[Source data]
_____

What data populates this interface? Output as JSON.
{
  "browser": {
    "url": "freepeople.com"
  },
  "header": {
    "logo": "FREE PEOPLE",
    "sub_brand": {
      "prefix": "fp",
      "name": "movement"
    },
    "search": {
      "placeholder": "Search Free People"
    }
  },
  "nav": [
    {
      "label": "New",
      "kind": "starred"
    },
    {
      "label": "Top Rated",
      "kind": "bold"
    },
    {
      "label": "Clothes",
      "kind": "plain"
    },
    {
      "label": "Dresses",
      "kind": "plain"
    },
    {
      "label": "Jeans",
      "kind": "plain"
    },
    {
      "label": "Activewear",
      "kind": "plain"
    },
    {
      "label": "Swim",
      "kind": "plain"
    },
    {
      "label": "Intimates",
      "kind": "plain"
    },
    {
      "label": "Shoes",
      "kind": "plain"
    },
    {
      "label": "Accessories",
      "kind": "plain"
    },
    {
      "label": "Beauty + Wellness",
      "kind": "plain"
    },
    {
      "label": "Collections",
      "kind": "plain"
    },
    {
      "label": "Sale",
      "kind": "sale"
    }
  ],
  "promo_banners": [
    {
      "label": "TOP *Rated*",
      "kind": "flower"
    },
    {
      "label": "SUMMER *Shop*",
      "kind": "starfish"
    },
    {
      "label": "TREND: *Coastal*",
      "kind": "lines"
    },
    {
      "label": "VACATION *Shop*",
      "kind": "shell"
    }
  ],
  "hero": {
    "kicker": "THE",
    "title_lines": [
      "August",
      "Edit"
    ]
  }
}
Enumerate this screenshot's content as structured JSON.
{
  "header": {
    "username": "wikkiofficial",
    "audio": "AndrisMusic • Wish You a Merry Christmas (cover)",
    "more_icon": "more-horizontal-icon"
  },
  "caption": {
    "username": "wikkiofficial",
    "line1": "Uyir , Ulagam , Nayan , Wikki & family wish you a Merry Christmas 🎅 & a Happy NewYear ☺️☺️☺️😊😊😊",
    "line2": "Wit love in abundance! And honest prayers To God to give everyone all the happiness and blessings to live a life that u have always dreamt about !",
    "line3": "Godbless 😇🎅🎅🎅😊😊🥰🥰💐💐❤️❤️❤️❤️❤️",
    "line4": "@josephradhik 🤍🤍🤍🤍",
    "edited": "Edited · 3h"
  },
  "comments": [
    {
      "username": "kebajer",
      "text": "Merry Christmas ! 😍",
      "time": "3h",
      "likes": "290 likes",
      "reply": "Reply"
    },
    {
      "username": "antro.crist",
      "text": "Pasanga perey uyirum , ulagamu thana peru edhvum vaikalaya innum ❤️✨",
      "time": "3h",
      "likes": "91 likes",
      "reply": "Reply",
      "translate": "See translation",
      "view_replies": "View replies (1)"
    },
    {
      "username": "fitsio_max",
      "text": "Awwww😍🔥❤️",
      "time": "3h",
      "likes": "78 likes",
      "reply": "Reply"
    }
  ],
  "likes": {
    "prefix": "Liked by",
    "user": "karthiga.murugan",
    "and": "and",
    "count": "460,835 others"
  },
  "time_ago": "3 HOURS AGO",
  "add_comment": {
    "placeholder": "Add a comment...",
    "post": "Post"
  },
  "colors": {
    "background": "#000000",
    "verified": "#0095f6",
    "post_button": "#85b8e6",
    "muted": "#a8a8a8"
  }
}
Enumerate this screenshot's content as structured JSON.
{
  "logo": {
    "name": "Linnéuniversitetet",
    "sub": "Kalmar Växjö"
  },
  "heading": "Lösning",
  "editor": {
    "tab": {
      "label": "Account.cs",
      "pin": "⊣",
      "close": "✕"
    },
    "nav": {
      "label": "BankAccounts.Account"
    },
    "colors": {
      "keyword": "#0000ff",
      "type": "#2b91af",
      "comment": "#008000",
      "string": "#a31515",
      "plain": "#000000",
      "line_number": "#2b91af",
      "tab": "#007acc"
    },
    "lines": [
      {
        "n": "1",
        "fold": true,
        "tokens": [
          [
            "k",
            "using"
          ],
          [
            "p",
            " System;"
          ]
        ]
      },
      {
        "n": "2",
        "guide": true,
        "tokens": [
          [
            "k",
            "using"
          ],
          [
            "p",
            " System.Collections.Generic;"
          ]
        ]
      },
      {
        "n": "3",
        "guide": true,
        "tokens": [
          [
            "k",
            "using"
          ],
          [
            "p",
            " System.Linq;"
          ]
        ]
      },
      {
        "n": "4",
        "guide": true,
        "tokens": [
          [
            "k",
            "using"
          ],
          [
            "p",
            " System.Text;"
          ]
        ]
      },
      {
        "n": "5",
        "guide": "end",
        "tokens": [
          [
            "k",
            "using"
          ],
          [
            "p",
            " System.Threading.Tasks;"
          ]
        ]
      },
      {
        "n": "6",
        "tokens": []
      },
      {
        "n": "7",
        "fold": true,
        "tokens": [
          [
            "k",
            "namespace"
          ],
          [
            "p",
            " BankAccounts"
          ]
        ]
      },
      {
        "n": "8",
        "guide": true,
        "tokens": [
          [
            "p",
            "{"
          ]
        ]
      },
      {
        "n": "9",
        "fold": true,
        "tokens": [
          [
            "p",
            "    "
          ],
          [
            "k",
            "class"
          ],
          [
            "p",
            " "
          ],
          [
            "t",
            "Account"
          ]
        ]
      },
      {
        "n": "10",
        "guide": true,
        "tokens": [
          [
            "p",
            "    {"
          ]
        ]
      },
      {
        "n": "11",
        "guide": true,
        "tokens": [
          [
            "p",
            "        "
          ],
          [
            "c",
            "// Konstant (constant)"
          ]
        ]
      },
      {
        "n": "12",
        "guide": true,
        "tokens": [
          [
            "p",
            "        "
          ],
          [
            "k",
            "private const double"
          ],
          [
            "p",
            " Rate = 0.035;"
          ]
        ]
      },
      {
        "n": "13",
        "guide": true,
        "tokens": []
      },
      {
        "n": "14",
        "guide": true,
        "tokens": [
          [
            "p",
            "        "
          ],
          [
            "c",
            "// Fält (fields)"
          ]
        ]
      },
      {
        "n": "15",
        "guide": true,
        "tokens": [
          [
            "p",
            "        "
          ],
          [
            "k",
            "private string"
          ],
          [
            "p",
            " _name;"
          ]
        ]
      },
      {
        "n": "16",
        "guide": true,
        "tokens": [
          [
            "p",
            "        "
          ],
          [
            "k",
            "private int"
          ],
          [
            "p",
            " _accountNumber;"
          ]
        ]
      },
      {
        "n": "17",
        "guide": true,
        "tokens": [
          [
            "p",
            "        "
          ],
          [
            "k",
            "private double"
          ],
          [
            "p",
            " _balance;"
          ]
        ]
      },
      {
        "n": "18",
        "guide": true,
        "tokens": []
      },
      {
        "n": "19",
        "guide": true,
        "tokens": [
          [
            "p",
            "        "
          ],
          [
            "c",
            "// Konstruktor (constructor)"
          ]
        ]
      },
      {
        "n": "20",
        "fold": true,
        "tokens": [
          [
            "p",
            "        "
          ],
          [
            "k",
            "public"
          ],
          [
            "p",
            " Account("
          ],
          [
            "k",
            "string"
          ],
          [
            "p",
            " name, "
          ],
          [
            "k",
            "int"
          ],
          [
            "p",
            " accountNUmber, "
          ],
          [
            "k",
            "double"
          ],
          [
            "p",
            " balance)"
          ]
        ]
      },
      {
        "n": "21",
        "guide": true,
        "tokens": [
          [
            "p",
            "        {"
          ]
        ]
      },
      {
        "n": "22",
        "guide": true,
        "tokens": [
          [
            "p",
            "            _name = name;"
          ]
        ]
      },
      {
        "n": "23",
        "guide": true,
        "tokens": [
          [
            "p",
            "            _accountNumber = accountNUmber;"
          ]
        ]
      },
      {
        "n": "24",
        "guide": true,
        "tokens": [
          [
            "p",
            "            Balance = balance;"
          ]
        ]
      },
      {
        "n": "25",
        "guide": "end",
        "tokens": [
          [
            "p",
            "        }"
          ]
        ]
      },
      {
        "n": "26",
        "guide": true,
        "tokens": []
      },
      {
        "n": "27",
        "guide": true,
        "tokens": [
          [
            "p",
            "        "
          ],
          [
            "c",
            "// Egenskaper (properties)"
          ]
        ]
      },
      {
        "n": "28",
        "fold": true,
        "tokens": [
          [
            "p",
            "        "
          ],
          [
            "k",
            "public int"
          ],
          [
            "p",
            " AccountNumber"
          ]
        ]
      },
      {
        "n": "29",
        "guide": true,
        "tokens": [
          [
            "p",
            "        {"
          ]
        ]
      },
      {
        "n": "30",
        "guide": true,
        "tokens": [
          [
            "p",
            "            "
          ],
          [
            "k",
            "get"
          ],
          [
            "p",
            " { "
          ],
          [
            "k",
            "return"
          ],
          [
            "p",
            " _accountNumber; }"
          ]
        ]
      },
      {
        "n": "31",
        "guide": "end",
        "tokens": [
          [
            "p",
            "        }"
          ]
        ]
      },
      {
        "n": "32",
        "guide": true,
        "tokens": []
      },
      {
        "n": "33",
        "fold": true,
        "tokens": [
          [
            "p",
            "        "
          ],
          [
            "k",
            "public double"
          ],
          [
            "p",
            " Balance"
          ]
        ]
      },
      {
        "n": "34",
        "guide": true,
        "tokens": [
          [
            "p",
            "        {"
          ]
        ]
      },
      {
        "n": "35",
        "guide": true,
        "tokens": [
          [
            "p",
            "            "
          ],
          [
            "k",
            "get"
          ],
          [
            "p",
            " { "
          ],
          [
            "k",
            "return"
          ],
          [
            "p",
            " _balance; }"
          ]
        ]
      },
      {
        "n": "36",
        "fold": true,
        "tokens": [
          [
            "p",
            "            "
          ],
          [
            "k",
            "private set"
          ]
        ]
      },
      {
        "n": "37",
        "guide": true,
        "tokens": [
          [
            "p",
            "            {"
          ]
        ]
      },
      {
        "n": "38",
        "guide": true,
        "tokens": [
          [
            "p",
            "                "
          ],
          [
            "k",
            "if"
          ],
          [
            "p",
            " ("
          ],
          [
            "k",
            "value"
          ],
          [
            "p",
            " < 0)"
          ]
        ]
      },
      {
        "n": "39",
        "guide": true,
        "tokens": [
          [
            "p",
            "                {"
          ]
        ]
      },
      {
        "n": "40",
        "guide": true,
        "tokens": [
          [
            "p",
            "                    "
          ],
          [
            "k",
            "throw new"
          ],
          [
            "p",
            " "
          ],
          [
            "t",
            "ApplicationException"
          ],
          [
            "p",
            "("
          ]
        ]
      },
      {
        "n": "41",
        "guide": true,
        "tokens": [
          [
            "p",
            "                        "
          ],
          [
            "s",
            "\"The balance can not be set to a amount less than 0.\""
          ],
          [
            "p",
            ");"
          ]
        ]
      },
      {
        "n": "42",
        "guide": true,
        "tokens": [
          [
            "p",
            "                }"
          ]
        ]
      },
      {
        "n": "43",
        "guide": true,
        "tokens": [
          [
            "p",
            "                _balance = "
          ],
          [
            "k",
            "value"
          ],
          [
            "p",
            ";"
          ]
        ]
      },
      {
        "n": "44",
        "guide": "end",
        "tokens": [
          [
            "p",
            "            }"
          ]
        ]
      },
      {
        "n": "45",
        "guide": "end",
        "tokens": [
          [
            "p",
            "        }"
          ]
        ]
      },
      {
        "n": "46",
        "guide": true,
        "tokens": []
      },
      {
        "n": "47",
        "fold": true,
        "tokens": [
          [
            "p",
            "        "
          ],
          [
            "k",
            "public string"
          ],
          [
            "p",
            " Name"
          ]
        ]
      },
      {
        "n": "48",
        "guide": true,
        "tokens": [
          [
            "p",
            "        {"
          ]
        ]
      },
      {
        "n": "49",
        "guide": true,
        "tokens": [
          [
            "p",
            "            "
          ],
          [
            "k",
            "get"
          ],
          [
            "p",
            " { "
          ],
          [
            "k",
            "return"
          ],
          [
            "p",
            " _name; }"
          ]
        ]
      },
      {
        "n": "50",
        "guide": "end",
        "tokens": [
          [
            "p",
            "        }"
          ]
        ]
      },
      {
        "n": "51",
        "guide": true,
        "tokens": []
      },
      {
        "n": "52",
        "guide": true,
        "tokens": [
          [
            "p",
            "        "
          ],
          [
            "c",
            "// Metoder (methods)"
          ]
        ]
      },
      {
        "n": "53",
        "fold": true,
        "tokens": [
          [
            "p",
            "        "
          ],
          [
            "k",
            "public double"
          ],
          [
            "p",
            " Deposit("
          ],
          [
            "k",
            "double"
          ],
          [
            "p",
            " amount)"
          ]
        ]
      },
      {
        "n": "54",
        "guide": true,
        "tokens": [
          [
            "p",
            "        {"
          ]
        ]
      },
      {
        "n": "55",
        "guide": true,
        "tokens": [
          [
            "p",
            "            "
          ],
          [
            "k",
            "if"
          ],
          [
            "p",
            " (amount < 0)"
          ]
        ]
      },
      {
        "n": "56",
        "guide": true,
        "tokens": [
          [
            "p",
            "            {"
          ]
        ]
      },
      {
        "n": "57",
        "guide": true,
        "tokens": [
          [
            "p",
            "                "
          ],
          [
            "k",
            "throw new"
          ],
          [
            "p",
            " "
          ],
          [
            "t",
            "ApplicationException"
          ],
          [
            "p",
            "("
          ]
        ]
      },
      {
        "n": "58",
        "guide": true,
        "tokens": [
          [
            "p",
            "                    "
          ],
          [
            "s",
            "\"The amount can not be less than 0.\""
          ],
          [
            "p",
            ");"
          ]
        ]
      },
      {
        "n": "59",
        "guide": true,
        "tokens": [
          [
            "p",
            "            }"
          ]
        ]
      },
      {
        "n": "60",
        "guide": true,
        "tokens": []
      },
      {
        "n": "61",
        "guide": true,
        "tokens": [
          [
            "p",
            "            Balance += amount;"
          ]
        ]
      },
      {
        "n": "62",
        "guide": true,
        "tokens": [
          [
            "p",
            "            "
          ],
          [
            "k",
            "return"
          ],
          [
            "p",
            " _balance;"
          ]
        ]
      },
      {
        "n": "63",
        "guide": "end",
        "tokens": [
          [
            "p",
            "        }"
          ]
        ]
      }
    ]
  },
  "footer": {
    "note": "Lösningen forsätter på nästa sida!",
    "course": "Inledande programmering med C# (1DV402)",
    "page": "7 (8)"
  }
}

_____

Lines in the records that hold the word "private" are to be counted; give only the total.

TASK ANSWER:
5